**WHAT TO PRODUCE:**
Track down every line below that holds "JSON" and copy it.

::: DATA TO PROCESS :::

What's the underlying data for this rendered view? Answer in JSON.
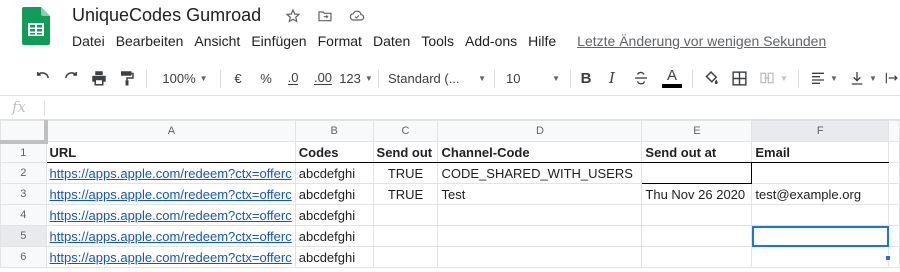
{
  "app": {
    "title": "UniqueCodes Gumroad",
    "menu": [
      "Datei",
      "Bearbeiten",
      "Ansicht",
      "Einfügen",
      "Format",
      "Daten",
      "Tools",
      "Add-ons",
      "Hilfe"
    ],
    "last_edit": "Letzte Änderung vor wenigen Sekunden"
  },
  "toolbar": {
    "zoom": "100%",
    "currency": "€",
    "percent": "%",
    "dec_decrease": ".0",
    "dec_increase": ".00",
    "more_formats": "123",
    "font": "Standard (...",
    "font_size": "10",
    "bold": "B",
    "italic": "I",
    "text_color": "A"
  },
  "formula_bar": {
    "fx": "fx",
    "value": ""
  },
  "columns": [
    "A",
    "B",
    "C",
    "D",
    "E",
    "F"
  ],
  "rows": [
    {
      "num": "1",
      "cells": [
        "URL",
        "Codes",
        "Send out",
        "Channel-Code",
        "Send out at",
        "Email"
      ]
    },
    {
      "num": "2",
      "cells": [
        "https://apps.apple.com/redeem?ctx=offerc",
        "abcdefghi",
        "TRUE",
        "CODE_SHARED_WITH_USERS",
        "",
        ""
      ]
    },
    {
      "num": "3",
      "cells": [
        "https://apps.apple.com/redeem?ctx=offerc",
        "abcdefghi",
        "TRUE",
        "Test",
        "Thu Nov 26 2020",
        "test@example.org"
      ]
    },
    {
      "num": "4",
      "cells": [
        "https://apps.apple.com/redeem?ctx=offerc",
        "abcdefghi",
        "",
        "",
        "",
        ""
      ]
    },
    {
      "num": "5",
      "cells": [
        "https://apps.apple.com/redeem?ctx=offerc",
        "abcdefghi",
        "",
        "",
        "",
        ""
      ]
    },
    {
      "num": "6",
      "cells": [
        "https://apps.apple.com/redeem?ctx=offerc",
        "abcdefghi",
        "",
        "",
        "",
        ""
      ]
    }
  ],
  "colors": {
    "link": "#1155cc",
    "selection": "#1a73e8",
    "sheets_green": "#0f9d58"
  }
}
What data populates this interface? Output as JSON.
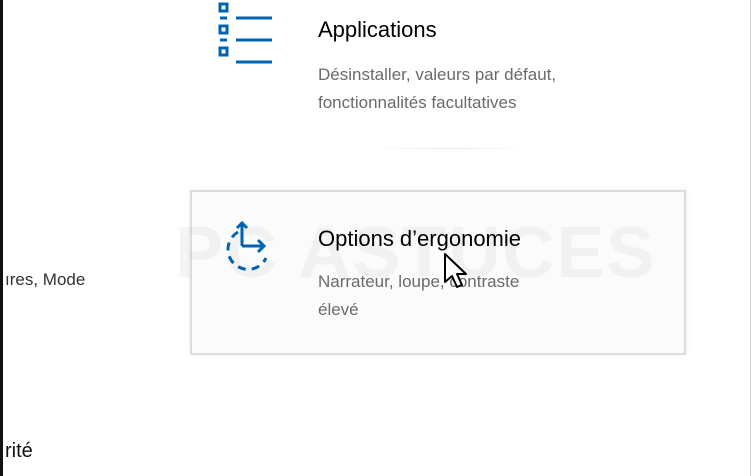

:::

**EXPECTED OUTPUT:**
What's the underlying data for this rendered view? Answer in JSON.
What data populates this interface? Output as JSON.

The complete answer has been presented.